  • The Farewell Dossier: a mountain of secret Soviet documents detailing the penetration of KGB spies in US industries was revealed by a KGB defector in 1980.
  • Russian military sources warn that the US plans to attack Iran on April 6; Russian general calls for emergency session of the UN Security Council to ward off looming US aggression.
  • Bush’s Shadow Army: Jeremy Scahill reports on the Bush Administration’s growing dependence on private security forces such as Blackwater USA and efforts in Congress to rein them in. This article is adapted from his new book, Blackwater: The Rise of the World’s Most Powerful Mercenary Army (Amazon US & UK).
  • America’s hidden war dead: More than 770 civilians working for US firms have lost their lives supporting the military in Iraq, and some families are now speaking out.
  • Here’s the first chapter of Andrew Cockburn’s new book, Rumsfeld: His Rise, Fall, and Catastrophic Legacy (Amazon US & UK), detailing Rumsfeld’s odd behavior on the morning of September 11, 2001.
  • Today’s adolescents are the first generation to have grown up less healthy than their parents.

Quote of the Day:

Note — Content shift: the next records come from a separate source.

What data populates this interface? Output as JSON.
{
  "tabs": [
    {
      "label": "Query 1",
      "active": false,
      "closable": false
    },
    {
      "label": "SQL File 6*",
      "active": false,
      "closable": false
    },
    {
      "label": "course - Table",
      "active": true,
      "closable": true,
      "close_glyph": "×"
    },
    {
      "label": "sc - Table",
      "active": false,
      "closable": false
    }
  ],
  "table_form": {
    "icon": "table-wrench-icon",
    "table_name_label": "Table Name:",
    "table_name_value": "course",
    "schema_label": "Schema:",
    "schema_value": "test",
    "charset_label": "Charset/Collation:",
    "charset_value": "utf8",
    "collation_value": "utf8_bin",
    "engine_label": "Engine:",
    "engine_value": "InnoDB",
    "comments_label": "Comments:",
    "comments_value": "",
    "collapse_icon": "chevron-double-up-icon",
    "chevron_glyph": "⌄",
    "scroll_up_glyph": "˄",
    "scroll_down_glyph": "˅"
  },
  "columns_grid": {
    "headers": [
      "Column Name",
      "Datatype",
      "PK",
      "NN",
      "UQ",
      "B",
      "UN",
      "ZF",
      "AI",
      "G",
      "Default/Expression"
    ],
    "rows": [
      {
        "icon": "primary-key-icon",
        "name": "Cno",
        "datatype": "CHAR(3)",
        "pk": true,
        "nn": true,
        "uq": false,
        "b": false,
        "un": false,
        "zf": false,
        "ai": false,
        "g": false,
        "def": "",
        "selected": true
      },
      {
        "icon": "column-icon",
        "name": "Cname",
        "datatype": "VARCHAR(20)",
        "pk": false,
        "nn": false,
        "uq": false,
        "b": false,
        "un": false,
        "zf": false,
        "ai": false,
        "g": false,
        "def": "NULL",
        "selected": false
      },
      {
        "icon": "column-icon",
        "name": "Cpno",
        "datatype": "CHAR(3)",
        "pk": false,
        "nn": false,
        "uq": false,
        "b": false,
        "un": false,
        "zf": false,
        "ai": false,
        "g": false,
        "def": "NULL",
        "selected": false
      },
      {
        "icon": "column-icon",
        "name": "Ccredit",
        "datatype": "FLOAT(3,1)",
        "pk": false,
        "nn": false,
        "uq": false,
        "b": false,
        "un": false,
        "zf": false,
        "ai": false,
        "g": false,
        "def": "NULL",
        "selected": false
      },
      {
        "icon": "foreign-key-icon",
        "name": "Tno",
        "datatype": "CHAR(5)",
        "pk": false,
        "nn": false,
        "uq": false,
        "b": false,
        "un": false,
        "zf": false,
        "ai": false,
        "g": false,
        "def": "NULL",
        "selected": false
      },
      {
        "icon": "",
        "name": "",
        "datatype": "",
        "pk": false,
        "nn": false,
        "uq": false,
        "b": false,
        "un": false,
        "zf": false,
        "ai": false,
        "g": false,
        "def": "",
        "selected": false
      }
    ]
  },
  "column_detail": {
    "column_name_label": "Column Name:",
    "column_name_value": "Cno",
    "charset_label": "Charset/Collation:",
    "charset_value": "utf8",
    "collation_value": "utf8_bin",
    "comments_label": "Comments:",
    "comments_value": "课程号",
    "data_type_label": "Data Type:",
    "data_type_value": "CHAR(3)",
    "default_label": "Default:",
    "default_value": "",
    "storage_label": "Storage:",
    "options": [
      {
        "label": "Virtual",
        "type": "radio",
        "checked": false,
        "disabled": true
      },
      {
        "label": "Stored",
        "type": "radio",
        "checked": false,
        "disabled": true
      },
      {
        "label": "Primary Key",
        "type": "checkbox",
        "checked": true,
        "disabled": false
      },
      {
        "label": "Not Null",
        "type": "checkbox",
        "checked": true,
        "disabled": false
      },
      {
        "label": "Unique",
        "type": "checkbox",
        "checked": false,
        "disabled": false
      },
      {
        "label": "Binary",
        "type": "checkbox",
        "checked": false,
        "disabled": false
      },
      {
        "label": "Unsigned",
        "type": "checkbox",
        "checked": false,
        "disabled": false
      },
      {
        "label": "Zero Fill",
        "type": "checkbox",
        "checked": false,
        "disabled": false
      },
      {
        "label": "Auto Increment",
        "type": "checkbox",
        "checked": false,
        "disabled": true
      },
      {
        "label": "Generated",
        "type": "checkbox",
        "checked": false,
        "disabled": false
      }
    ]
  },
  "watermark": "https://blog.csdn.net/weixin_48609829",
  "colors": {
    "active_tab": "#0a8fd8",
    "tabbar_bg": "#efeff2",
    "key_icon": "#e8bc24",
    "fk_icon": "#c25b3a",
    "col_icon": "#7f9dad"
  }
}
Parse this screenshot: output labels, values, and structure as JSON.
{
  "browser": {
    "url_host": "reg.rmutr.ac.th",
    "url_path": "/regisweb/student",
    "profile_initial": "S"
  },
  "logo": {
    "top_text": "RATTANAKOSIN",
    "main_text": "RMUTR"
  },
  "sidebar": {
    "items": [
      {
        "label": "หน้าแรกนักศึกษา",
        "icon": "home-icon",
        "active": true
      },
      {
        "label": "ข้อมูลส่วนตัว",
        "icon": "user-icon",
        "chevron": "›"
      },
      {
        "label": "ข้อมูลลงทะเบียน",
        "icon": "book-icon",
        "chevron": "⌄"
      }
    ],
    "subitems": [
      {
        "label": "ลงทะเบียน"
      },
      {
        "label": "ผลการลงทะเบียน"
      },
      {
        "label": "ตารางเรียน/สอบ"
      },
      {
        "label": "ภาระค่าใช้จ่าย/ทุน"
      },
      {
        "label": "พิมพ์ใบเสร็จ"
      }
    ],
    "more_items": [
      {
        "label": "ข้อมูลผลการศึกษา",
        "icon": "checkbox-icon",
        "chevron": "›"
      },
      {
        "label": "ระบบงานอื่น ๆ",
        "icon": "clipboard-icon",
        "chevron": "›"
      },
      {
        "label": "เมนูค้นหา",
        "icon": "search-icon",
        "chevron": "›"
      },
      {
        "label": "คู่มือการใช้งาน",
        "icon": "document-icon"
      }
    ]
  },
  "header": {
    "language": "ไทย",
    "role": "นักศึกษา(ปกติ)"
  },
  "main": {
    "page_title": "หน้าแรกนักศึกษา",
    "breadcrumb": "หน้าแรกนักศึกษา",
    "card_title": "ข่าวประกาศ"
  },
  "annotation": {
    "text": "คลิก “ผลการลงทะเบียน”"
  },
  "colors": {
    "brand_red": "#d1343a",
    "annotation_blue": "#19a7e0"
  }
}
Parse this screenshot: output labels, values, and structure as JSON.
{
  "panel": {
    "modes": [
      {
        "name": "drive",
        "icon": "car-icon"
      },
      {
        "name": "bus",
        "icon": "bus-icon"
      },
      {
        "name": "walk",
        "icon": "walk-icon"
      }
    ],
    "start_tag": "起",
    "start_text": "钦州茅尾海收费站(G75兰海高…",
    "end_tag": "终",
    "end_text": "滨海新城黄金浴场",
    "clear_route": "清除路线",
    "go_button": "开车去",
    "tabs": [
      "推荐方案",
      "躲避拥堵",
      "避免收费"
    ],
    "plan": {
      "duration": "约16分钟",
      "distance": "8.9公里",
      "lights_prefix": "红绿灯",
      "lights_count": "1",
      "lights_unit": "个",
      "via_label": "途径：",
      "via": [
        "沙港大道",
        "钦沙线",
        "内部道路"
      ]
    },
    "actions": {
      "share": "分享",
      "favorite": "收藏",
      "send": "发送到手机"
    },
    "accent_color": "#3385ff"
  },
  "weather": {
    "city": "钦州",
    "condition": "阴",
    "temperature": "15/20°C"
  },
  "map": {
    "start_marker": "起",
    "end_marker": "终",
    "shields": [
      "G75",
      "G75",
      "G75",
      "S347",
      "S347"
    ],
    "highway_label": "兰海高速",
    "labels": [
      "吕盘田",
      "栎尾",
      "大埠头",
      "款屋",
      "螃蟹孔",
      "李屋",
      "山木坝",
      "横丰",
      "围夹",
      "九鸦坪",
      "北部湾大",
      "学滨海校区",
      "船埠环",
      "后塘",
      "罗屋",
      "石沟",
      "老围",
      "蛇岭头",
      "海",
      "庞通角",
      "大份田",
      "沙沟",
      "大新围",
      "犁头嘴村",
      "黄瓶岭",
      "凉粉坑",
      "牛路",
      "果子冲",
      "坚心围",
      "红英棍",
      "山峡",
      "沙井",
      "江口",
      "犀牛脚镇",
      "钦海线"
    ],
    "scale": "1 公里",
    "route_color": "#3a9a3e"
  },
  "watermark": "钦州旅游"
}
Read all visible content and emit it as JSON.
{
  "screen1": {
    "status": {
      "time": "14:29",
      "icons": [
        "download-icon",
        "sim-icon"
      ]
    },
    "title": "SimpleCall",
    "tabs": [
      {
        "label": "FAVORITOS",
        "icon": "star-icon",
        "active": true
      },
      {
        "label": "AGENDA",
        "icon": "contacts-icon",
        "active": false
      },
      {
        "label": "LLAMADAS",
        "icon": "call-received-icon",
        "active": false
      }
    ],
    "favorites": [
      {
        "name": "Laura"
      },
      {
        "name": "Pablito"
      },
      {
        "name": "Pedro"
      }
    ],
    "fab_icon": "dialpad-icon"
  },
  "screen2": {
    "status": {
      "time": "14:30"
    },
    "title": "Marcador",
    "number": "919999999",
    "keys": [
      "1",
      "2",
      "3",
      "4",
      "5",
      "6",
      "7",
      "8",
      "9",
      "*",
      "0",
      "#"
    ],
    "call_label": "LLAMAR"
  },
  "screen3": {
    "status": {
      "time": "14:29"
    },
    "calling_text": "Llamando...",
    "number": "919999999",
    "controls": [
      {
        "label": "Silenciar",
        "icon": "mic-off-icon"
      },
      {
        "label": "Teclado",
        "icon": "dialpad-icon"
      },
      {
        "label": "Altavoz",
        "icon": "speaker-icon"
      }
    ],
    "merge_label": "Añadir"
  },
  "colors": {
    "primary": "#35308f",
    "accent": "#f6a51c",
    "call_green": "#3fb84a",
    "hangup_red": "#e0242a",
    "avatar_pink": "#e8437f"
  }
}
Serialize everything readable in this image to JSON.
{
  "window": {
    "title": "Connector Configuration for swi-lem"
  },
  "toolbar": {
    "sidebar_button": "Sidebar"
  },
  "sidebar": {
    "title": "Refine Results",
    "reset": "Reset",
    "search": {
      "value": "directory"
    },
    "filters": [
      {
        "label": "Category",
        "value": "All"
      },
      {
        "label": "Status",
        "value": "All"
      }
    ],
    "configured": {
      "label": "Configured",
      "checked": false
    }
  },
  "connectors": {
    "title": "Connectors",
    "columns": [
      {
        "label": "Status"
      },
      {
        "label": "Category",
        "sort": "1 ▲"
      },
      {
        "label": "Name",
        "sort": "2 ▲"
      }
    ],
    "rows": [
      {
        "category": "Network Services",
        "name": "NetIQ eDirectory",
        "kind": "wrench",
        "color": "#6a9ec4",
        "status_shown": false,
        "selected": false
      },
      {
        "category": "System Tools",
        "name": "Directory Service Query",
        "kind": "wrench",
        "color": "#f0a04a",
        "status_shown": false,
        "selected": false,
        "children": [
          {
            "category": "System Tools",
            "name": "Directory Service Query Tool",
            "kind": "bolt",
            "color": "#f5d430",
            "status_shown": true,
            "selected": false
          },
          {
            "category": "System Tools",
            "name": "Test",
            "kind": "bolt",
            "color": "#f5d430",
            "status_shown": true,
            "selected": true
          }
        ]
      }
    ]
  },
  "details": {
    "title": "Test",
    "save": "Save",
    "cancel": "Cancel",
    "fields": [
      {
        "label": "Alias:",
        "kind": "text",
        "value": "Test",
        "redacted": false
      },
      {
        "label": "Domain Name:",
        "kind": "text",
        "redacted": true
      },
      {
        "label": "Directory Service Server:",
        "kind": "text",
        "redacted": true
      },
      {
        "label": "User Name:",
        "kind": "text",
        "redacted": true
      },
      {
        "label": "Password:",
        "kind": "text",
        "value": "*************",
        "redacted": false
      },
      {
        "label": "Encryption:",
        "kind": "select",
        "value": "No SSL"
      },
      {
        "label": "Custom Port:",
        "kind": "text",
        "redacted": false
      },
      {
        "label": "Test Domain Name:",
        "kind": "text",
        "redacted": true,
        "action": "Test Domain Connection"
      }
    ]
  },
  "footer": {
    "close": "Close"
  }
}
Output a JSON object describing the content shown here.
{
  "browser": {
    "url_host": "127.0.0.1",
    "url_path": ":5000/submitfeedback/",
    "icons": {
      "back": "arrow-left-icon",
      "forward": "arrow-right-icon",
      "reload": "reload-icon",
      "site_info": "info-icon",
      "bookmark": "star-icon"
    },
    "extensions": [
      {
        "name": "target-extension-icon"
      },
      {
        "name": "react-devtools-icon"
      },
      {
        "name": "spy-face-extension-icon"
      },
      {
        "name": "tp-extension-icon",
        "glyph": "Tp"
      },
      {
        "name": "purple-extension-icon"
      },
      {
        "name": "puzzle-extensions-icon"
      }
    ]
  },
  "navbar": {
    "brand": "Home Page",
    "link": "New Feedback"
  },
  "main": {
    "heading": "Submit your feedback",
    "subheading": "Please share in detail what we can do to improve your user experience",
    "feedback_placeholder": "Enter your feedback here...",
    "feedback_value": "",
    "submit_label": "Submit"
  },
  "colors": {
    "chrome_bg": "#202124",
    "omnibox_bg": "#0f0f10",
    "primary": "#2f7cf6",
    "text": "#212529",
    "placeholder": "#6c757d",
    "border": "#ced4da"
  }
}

…through childhood games we discovered early in life some of our strengths and weaknesses. I knew beyond doubt after my tiny mushroom farm failed to grow and most of my day-old chicks died that I would never be either an entrepreneur or a farmer. And I thank God for the early disappointment.

Will today’s children ever have the unexpected benefits of such disappointments, or enjoy those rehearsals for adult life if their young days are lived only through electronic images on a high definition screen? It will certainly be more difficult.

We can’t stop technological progress, and in many ways computer games are preparing the next generation for a different kind of adult world from the one I’ve known. But, however brilliant, computers are no substitute for real-life adventures.

Ray Connolly in his mailonsunday editorial, Why a real childhood gave us a blueprint for life.